Interface dataset entries:
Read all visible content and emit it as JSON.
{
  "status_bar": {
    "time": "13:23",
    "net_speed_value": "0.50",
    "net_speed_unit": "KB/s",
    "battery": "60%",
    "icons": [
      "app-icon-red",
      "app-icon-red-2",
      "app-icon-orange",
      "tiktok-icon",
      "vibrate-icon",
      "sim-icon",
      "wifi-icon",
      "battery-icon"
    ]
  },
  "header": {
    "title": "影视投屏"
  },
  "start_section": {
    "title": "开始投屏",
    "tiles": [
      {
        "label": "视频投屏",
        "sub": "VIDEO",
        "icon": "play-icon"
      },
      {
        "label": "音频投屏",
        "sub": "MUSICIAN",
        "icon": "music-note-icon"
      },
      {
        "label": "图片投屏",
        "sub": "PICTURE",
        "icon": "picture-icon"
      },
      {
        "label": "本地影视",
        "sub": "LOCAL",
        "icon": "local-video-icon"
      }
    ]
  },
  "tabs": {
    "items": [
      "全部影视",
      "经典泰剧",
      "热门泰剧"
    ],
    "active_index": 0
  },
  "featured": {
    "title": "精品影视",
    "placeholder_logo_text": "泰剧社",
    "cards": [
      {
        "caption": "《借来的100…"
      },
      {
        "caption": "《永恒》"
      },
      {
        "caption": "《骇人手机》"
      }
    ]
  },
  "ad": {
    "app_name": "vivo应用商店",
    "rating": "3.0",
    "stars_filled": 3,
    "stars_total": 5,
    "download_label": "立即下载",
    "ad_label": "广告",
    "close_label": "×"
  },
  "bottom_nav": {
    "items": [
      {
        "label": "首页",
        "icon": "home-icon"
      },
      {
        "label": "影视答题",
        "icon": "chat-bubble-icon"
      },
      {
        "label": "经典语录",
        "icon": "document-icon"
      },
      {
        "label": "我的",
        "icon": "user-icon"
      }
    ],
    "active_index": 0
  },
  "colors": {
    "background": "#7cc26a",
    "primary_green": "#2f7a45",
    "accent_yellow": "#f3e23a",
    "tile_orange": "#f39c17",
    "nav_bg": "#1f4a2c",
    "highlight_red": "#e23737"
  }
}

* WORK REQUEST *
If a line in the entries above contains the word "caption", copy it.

* EXPECTED OUTPUT *
        "caption": "《借来的100…"
        "caption": "《永恒》"
        "caption": "《骇人手机》"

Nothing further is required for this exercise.